2. Explore the graphical representation of functions
3. Find the inverse of one-to-one functions
4. Solve problems using functions and their inverses
5. Determine the range and image of functions
6. Understand the notation of functions
7. Identify the properties of functions

## Lesson Note

In mathematics, a function is a relationship or expression involving one or more variables. Functions describe how one quantity depends on another, and they are fundamental building blocks in mathematics. This article will delve into different aspects of functions, including composite functions, inverse functions, graphical representations, and more.

## Lesson Evaluation

Congratulations on completing the lesson on Functions. Now that youve explored the key concepts and ideas, its time to put your knowledge to the test. This section offers a variety of practice questions designed to reinforce your understanding and help you gauge your grasp of the material.

You will encounter a mix of question types, including multiple-choice questions, short answer questions, and essay questions. Each question is thoughtfully crafted to assess different aspects of your knowledge and critical thinking skills.

Use this evaluation section as an opportunity to reinforce your understanding of the topic and to identify any areas where you may need additional study.
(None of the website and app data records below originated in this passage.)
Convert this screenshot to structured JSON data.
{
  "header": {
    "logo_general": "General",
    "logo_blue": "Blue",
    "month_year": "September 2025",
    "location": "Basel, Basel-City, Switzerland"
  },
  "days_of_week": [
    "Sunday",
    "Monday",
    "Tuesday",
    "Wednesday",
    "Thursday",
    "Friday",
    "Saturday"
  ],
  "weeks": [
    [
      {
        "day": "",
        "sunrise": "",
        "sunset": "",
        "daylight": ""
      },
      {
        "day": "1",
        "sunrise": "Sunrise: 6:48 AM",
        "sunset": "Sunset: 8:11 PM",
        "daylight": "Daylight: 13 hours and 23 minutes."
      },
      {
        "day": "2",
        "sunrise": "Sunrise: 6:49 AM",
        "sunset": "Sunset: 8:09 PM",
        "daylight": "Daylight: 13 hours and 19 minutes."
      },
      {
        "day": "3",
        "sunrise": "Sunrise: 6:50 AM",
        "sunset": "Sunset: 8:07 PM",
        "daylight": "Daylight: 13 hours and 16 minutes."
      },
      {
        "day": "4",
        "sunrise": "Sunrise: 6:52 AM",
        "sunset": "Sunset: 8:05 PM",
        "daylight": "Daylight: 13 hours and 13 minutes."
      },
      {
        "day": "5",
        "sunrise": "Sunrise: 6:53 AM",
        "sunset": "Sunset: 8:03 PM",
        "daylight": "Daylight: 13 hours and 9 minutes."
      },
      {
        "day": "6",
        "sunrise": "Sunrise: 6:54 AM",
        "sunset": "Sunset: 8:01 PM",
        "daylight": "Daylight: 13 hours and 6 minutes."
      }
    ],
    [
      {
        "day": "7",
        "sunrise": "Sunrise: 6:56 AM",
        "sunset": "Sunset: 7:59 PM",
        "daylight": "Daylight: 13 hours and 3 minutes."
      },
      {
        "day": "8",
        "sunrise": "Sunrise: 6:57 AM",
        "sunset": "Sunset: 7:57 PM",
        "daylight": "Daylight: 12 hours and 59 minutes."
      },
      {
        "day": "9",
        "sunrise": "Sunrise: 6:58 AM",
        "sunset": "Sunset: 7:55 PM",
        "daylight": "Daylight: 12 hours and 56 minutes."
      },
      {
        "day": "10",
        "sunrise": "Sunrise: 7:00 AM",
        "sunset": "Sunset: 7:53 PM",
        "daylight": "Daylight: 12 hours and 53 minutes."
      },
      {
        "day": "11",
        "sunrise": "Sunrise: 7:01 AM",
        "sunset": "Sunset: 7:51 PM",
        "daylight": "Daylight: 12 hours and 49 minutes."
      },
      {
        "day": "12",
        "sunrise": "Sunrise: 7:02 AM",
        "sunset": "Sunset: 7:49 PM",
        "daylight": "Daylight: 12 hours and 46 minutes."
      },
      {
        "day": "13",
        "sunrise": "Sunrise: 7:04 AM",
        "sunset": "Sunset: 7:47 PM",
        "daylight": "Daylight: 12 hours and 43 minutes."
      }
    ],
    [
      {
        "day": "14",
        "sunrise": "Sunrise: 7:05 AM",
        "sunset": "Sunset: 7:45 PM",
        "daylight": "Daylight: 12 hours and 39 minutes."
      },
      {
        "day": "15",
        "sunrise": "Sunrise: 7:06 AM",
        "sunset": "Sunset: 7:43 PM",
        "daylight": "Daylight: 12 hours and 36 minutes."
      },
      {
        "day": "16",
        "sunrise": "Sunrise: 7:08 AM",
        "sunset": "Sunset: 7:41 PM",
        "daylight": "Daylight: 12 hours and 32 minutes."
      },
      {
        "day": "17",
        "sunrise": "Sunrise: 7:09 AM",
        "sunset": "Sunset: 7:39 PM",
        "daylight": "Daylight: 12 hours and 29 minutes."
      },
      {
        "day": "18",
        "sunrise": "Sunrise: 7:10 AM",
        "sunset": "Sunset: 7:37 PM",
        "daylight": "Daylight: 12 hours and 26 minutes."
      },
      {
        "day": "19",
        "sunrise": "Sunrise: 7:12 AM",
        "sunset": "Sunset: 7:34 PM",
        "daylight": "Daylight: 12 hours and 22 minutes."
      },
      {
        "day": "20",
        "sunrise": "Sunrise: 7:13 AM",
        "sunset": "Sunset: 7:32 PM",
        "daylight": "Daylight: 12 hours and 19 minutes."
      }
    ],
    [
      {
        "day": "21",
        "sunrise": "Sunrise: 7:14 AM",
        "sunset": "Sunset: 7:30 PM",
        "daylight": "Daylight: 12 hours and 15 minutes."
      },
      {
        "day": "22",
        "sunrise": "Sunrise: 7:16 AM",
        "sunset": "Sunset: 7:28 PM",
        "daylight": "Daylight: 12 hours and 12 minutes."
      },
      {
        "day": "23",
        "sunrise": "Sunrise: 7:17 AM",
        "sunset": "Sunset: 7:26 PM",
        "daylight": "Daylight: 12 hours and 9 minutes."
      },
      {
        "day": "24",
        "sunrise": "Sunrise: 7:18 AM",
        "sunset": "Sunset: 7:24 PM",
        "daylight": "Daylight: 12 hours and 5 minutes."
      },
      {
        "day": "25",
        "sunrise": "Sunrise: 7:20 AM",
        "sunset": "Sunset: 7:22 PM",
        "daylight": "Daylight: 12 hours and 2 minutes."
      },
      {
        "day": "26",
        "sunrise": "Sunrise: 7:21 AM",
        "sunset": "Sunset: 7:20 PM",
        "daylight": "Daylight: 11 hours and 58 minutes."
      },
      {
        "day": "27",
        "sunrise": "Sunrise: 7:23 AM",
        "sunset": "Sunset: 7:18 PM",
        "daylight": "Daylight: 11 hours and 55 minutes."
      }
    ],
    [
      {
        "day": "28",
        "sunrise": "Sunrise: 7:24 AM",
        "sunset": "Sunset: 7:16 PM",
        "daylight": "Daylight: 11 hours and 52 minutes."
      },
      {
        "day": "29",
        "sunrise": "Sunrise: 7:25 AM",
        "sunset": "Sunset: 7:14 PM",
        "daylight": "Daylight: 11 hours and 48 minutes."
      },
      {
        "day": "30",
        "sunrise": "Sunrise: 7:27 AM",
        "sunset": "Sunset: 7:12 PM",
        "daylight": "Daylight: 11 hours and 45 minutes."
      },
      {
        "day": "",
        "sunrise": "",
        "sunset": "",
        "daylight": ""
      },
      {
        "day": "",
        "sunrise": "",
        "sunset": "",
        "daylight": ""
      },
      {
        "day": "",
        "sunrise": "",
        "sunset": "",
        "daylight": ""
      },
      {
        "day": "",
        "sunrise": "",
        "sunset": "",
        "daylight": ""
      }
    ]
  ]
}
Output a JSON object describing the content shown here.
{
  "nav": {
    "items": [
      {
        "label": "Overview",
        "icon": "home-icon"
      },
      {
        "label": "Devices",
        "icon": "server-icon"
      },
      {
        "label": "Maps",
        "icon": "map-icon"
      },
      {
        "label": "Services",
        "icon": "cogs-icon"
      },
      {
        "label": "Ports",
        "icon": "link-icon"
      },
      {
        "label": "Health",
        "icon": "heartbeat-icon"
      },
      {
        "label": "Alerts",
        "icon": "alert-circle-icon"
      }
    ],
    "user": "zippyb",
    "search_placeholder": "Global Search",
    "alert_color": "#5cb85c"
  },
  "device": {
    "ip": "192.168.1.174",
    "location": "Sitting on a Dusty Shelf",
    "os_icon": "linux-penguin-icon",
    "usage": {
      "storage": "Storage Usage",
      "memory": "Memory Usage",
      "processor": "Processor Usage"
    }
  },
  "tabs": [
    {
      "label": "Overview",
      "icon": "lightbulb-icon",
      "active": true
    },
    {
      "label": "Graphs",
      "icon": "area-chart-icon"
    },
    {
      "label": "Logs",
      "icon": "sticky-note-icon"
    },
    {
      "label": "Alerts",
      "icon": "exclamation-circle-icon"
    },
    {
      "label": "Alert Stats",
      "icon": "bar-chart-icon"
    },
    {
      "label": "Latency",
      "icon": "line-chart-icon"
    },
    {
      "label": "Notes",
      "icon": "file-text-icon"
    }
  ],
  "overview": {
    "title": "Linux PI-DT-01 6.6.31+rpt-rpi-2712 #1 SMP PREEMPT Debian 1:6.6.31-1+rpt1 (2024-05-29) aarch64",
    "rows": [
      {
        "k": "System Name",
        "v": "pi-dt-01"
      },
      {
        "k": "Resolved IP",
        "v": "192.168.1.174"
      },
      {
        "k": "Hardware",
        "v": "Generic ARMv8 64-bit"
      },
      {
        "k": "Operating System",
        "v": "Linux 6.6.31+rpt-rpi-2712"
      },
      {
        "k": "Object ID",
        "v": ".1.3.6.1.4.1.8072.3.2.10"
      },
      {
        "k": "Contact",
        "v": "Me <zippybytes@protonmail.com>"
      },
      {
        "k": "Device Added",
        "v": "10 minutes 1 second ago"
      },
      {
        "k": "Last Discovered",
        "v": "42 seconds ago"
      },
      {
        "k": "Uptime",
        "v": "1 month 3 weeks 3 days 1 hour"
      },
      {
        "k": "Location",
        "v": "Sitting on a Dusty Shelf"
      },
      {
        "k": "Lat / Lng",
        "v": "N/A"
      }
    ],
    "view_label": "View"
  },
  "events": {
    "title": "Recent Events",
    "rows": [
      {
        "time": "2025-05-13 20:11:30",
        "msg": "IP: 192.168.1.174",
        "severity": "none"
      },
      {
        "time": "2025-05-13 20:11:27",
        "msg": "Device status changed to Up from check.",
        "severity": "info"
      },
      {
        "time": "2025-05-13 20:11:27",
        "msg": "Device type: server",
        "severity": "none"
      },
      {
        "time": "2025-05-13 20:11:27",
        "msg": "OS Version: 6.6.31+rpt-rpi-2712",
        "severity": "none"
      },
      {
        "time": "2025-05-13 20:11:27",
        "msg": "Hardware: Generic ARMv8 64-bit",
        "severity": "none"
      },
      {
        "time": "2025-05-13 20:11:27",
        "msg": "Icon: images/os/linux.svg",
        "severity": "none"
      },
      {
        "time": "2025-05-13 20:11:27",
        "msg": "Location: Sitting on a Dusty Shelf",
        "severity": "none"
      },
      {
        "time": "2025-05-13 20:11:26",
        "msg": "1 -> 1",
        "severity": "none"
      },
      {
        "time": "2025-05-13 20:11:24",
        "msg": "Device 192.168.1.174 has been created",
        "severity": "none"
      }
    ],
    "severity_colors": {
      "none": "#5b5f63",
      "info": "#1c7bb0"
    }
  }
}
Don't be discouraged by any challenges you encounter; instead, view them as opportunities for growth and improvement.

1. Find the inverse of the function f(x) = 2x - 5. A. f-1(x) = x/2 + 5/2 B. f-1(x) = 2x + 5 C. f-1(x) = (x + 5)/2 D. f-1(x) = 2x - 5 Answer: A. f-1(x) = x/2 + 5/2
2. Given f(x) = 3x + 2 and g(x) = x^2, find f(g(x)). A. 3x^2 + 2 B. 3x^2 + 6 C. x^2 + 2 D. x^2 + 3x + 2 Answer: B. 3x^2 + 6
3. If f(x) = √(4x - 1), what is the range of the function f(x)? A. (-∞, 1] B. [0, ∞) C. (-∞, ∞) D. [1, ∞) Answer: D. [1, ∞)
4. Find the image of the function h(x) = x^2 - 9. A. {y ∈ R: y ≥ -9} B. {y ∈ R: y ≥ 0} C. {y ∈ R: y ≤ -9} D. {y ∈ R: y ≤ 0} Answer: A. {y ∈ R: y ≥ -9}
5. If f(x) = 4x + 3 and g(x) = x^2 - 5, determine f o g(x). A. 4x^2 - 17 B. 4x^2 - 17x - 15 C. 4x^2 - 12 D. 4x^2 + 3 Answer: A. 4x^2 - 17
6. For the function j(x) = √(x + 7), identify the domain of the function j(x). A. {x ∈ R: x ≥ -7} B. {x ∈ R: x > -7} C. {x ∈ R: x ≤ -7} D. {x ∈ R: x ≥ 7} Answer: A. {x ∈ R: x ≥ -7}
7. If f(x) = 5x - 2 and f is a one-to-one function, what is the inverse function? A. f-1(x) = (x + 2)/5 B. f-1(x) = -5x + 2 C. f-1(x) = (x - 2)/5 D. f-1(x) = 5x - 2 Answer: C. f-1(x) = (x - 2)/5
8. What is the composite function for f(x) = x^2 - 4 and g(x) = 2x + 3? A. 2(x^2) - 8 B. 2x^2 - 8 C. x^2 + 3 D. x^2 - 4 Answer: B. 2x^2 - 8
9. If f(x) = √x and g(x) = x - 1, determine the composite function f o g(x). A. √(x - 1) B. √(x + 1) C. (x - 1)^(1/2) D. (x + 1)^(1/2) Answer: A. √(x - 1)

## Past Questions

Wondering what past questions for this topic looks like? Here are a number of questions about Functions from previous years

Question 1

Two functions f and g are defined on the set of real numbers, R, by

f:x → x2  + 2 and g:x → 1x+2.Find the domain of (g∘f)1

Practice a number of Functions past questions